His other books include Stealing History (Trinity University Press, 2012); Leaving Another Kingdom: Selected Poems (1990); Two Long Poems (1990); Lovesick (1987); Paradise Poems (1984); The Red Coal (1981), which received the Melville Caine Award from the Poetry Society of America; Lucky Life, the 1977 Lamont Poetry Selection of the Academy of American Poets, which was nominated for a National Book Critics Circle Award; and Rejoicings (1973).
About his work, the poet Toi Derricotte has said, “Gerald Stern has made an immense contribution to American poetry. His poems are not only great poems, memorable ones, but ones that get into your heart and stay there. Their lyrical ecstasies take you up for that moment so that your vision is changed, you are changed. The voice is intimate, someone unafraid to be imperfect. Gerald Stern’s poems sing in praise of the natural world, and in outrage of whatever is antihuman.”
His honors include the Paris Review‘s Bernard F. Conners Award, the Bess Hokin Award from Poetry, the Ruth Lilly Prize, four National Endowment for the Arts grants, the Pennsylvania Governor’s Award for Excellence in the Arts, the Jerome J. Shestack Poetry Prize from American Poetry Review, and fellowships from the Academy of American Poets, the Guggenheim Foundation, and the Pennsylvania Council on the Arts.

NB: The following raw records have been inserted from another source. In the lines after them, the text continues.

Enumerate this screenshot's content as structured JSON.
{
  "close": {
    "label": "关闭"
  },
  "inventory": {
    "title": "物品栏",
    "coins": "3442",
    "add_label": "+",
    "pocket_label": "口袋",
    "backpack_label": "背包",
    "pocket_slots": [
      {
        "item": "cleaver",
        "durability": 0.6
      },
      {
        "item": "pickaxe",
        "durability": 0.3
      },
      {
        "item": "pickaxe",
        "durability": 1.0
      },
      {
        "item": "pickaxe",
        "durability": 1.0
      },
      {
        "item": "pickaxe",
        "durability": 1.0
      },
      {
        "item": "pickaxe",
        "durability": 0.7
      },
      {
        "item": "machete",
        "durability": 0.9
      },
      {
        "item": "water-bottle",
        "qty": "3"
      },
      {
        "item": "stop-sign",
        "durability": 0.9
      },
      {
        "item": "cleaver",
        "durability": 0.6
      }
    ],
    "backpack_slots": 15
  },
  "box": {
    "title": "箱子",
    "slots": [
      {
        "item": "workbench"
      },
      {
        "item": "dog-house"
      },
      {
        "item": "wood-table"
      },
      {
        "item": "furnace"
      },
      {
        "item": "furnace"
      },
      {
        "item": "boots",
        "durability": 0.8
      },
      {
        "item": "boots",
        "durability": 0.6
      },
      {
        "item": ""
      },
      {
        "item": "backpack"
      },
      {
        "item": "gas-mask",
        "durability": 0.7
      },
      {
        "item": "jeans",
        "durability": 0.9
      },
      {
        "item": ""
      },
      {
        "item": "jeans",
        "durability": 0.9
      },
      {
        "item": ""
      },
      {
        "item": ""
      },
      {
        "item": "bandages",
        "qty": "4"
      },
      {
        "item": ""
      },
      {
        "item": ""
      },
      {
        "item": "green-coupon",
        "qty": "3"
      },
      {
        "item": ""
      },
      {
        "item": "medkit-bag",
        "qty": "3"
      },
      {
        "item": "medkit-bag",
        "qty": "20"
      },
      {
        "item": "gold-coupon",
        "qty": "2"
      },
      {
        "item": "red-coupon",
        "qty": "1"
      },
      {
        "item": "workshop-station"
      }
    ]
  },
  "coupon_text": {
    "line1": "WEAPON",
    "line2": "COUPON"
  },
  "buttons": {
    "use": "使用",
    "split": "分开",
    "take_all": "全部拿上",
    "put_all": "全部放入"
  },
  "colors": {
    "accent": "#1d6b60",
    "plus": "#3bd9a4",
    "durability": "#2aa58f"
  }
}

In 2005, Stern was selected to receive the Wallace Stevens Award for mastery in the art of poetry.
Stern was elected a Chancellor of the Academy of American Poets in 2006. For many years a teacher at the University of Iowa Writers’ Workshop, Stern now lives in Lambertville, New Jersey.